Credit card misuse not only jeopardizes your finances and risks trapping you in debt, but it also damages your credit. Your credit utilization rate indicates how much of your credit limit you're using at any given time, and using more than 30% can make you look riskier to lenders and drive down your credit score. If you get in over your head financially and use up a large amount of your available credit—or worse, hit your limit and max out—you can wreak havoc on your credit score.
How to Reduce the Risks of Borrowing Money
Now you know how certain borrowing decisions can harm your credit and endanger your financial well-being. Here's the good news: You can take measures to safely borrow money and avoid these pitfalls, and they can even help improve your credit in the process.
- Check your budget before you borrow. Before you take out a secured or unsecured loan, carefully review the estimated monthly payments and make sure they fit neatly within your budget to help you avoid becoming overextended.
- Avoid impulse spending. Credit cards make impulse shopping all too easy, so try to ensure what you put on the card is necessary and can be paid off immediately. This helps keep you accountable and avoid costly interest payments. Plus, keeping your credit card balance (and therefore your credit utilization rate) low can help improve your credit score.
- Pay your bills on time, every time. When you make on-time payments, you help strengthen your credit, avoid late fees and reduce chances of falling behind on your borrowing obligations. If you tend to forget to pay your bills, set up monthly calendar reminders or turn on autopay to make it a no-brainer.

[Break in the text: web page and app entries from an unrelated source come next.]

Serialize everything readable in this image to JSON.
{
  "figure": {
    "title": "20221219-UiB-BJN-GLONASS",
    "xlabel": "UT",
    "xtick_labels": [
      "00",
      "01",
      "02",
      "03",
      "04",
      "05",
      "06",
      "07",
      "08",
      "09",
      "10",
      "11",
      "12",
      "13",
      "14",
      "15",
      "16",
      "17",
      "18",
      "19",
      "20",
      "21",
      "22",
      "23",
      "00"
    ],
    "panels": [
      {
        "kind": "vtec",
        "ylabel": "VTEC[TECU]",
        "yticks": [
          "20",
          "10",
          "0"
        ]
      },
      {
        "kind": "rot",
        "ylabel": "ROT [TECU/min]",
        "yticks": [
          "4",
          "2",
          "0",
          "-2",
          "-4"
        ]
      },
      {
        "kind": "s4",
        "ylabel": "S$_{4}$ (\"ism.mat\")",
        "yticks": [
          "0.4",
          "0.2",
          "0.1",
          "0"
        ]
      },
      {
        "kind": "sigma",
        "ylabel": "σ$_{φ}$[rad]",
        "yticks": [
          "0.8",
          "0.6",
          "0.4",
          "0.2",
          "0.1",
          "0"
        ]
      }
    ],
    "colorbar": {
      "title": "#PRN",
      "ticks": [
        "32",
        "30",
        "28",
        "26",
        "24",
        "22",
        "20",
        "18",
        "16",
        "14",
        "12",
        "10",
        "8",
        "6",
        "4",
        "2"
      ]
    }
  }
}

- Consult the experts. If you're unsure whether you can safely afford a new loan or line of credit, it's better to get expert advice than guess and be wrong. Consider meeting with a financial advisor or credit counselor before you make any big moves to make sure you're not taking on more than your budget can reasonably handle.
Keep Tabs on Your Credit
Most forms of borrowing money will impact your credit, for better or for worse, depending on your financial habits. If you make responsible decisions, such as paying bills on time and keeping credit card balances low, your credit score is likely to improve over time. Monitoring your credit, which you can do for free with Experian, can help you track changes to your score and credit report, and notice how various factors impact your credit.